Model ships to dock in AlexOver the last 70 years, Bob Anderson of Apple Valley has hand-carved more than 40 model ships – replicas of everything from the U.S.S. Arizona to the Edmund Fitzgerald.
Over the last 70 years, Bob Anderson of Apple Valley has hand-carved more than 40 model ships – replicas of everything from the U.S.S. Arizona to the Edmund Fitzgerald.
Five of those handcrafted ships will soon be donated and displayed at the Minnesota Lakes Maritime Museum in Alexandria.
Bruce Olson, director of the museum, said, “Bob has been featured many different times highlighting his lifelong hobby and the high quality work for which he is known. His work is visually interesting and might even encourage others to pursue this form of art. We are pleased to be able to display Bob’s work.”

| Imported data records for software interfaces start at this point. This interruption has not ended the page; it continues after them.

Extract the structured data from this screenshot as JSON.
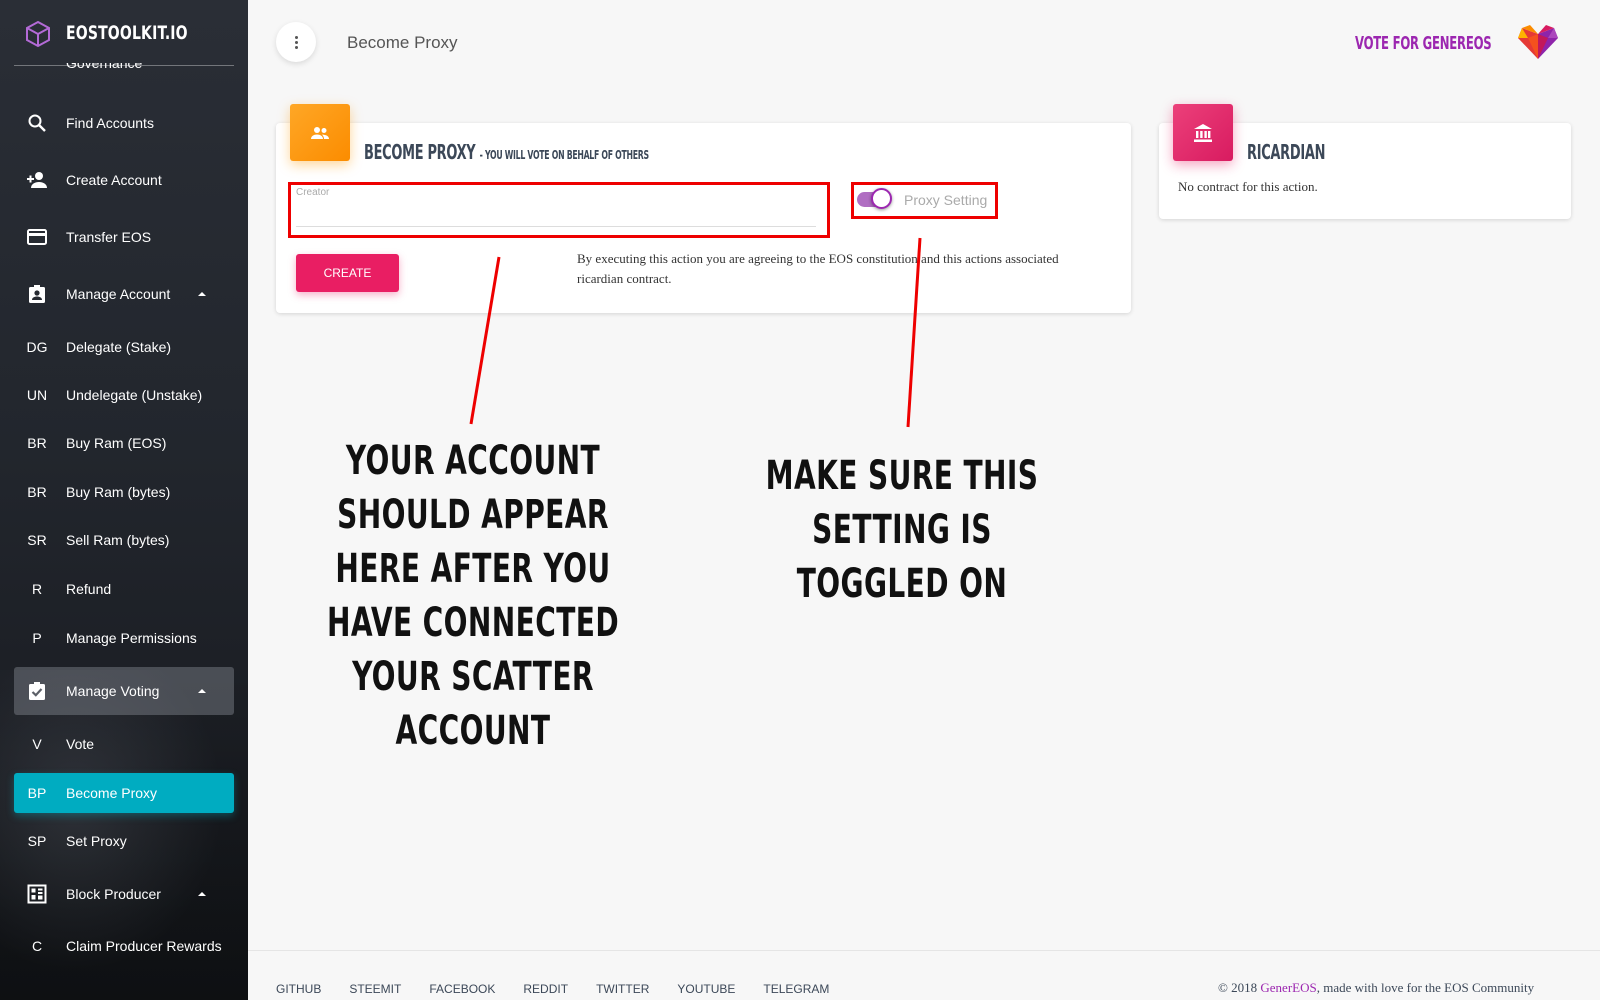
{
  "app": {
    "brand": "EOSTOOLKIT.IO",
    "page_title": "Become Proxy",
    "vote_link": "VOTE FOR GENEREOS"
  },
  "sidebar": {
    "partial_item": "Governance",
    "items": [
      {
        "label": "Find Accounts",
        "icon": "search-icon"
      },
      {
        "label": "Create Account",
        "icon": "add-person-icon"
      },
      {
        "label": "Transfer EOS",
        "icon": "credit-card-icon"
      },
      {
        "label": "Manage Account",
        "icon": "badge-icon"
      },
      {
        "abbr": "DG",
        "label": "Delegate (Stake)"
      },
      {
        "abbr": "UN",
        "label": "Undelegate (Unstake)"
      },
      {
        "abbr": "BR",
        "label": "Buy Ram (EOS)"
      },
      {
        "abbr": "BR",
        "label": "Buy Ram (bytes)"
      },
      {
        "abbr": "SR",
        "label": "Sell Ram (bytes)"
      },
      {
        "abbr": "R",
        "label": "Refund"
      },
      {
        "abbr": "P",
        "label": "Manage Permissions"
      },
      {
        "label": "Manage Voting",
        "icon": "clipboard-check-icon"
      },
      {
        "abbr": "V",
        "label": "Vote"
      },
      {
        "abbr": "BP",
        "label": "Become Proxy"
      },
      {
        "abbr": "SP",
        "label": "Set Proxy"
      },
      {
        "label": "Block Producer",
        "icon": "dashboard-icon"
      },
      {
        "abbr": "C",
        "label": "Claim Producer Rewards"
      }
    ]
  },
  "proxy_card": {
    "title": "BECOME PROXY",
    "subtitle": "- YOU WILL VOTE ON BEHALF OF OTHERS",
    "creator_label": "Creator",
    "creator_value": "",
    "toggle_label": "Proxy Setting",
    "toggle_on": true,
    "create_button": "CREATE",
    "agreement": "By executing this action you are agreeing to the EOS constitution and this actions associated ricardian contract."
  },
  "ricardian_card": {
    "title": "RICARDIAN",
    "text": "No contract for this action."
  },
  "annotations": {
    "left": "YOUR ACCOUNT SHOULD APPEAR HERE AFTER YOU HAVE CONNECTED YOUR SCATTER ACCOUNT",
    "right": "MAKE SURE THIS SETTING IS TOGGLED ON"
  },
  "footer": {
    "links": [
      "GITHUB",
      "STEEMIT",
      "FACEBOOK",
      "REDDIT",
      "TWITTER",
      "YOUTUBE",
      "TELEGRAM"
    ],
    "copyright_prefix": "© 2018 ",
    "copyright_brand": "GenerEOS",
    "copyright_suffix": ", made with love for the EOS Community"
  },
  "colors": {
    "accent_active": "#00acc1",
    "vote_purple": "#9c27b0",
    "create_pink": "#e91e63",
    "proxy_orange": "#fb8c00",
    "annotation_red": "#e00000"
  }
}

The exhibit will include model-sized replicas of the following:
•S.S. Edmund Fitzgerald. The bulk freighter loaded with 26 tons of taconite pellets sank in Lake Superior on November 10, 1975. The model is about 26 inches long and nearly four inches high.
•U.S.S. Arizona. This ship is most famously known for sinking during the Japanese attack on Pearl Harbor on December 7, 1941. The model is 23 inches long and approximately seven inches tall.
•U.S.S. Lexington. This is an aircraft carrier built during World War II for the United States Navy. The model is about 31 inches long and features biplane aircraft models on the flight deck.
•Battleship South Dakota. This ship escorted air craft carriers throughout the Pacific and featured a battery of nine 45-caliber guns in triple turrets. The model measures a little more than 23 inches long.
•U.S.S. Idaho. An older battleship in the U.S. Navy’s fleet, used for bombardment in the Pacific. This model is one of Anderson’s largest – it measures 43 inches long and features more detail.
None of the model ships were made from a kit; Anderson ordered ship plans from Naval architects and ship designers and hand-carved the models himself.
Anderson and his wife, Marjorie, are downsizing their lives and moving into an apartment and there’s no space for the ships.
“I’m happy to know you want them up there,” he told museum staff. “I’m sure there are people who will want to take a look at them, especially the people who served on those ships. And maybe they will create an interest for younger people to take up the hobby.”
Anderson noted that his model building started when he was about 11-years-old and became interested in the armed forces, which he noted was in about 1940.
“I followed some of the events during the war in Europe, before the U.S. was involved.”
Bob didn’t serve on a ship, but he is a U.S. Army veteran who served in the Korean War, and he’s always had a passion for model ship building.
On average, how long did it take Anderson to finish a ship?
“It’s hard to say. I’d spend half an hour to half a day working on them. Many, many hours,” he said. “It was always relaxing to go down to the shop and start working on something, to challenge my mind a little bit. There’s no time schedule with this hobby – I could do things the way I wanted to do it.”
About the Minnesota Lakes Maritime Museum
The Minnesota Lakes Maritime Museum is located at 205 3rd Avenue West in Alexandria. The museum’s hours are Monday through Saturday 10 a.m. to 5 p.m., and on Sunday from noon to 4 p.m.
Admission is $6 for adults, $5 for seniors, $3 for students ages 5-17, or $15 per family. Contact the museum at (320) 759-1114 or visit its website at www.mnlakesmaritime.org.